#### [PROMPT]
From the entries below, gather every line containing the string "icon".

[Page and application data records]
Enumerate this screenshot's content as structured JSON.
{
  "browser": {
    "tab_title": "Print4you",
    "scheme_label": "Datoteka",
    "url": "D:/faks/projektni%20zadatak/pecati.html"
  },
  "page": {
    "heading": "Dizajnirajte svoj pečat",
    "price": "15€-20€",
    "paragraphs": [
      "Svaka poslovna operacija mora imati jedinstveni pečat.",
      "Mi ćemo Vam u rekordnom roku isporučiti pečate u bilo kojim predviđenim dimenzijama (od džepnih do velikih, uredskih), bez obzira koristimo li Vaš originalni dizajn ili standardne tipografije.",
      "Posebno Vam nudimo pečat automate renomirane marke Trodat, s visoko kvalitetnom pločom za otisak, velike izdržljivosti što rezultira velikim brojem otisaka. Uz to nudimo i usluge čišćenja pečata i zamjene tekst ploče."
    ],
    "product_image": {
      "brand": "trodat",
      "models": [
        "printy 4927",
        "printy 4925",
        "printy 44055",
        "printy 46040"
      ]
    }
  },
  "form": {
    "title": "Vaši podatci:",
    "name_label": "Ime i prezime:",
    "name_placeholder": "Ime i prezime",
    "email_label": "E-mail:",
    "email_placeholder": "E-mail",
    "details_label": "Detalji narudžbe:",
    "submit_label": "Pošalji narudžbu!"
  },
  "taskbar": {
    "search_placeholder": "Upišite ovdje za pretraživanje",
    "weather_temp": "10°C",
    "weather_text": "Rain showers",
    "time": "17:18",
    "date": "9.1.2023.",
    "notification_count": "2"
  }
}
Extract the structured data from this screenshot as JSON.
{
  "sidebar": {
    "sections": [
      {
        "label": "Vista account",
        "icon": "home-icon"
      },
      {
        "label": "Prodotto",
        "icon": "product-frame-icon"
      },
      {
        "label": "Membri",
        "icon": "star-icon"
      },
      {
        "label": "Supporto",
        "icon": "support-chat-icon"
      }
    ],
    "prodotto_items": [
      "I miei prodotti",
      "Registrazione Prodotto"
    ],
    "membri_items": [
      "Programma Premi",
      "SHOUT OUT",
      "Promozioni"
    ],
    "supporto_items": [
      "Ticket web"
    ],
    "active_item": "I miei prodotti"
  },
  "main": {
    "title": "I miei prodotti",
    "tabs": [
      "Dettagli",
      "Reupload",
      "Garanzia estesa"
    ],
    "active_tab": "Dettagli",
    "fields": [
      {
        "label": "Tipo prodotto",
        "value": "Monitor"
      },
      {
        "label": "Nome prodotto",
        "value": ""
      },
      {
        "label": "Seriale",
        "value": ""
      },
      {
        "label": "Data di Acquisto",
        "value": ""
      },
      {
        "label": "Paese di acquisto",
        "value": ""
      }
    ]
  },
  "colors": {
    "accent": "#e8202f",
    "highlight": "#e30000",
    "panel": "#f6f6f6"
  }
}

#### [REPLY]
        "icon": "home-icon"
        "icon": "product-frame-icon"
        "icon": "star-icon"
        "icon": "support-chat-icon"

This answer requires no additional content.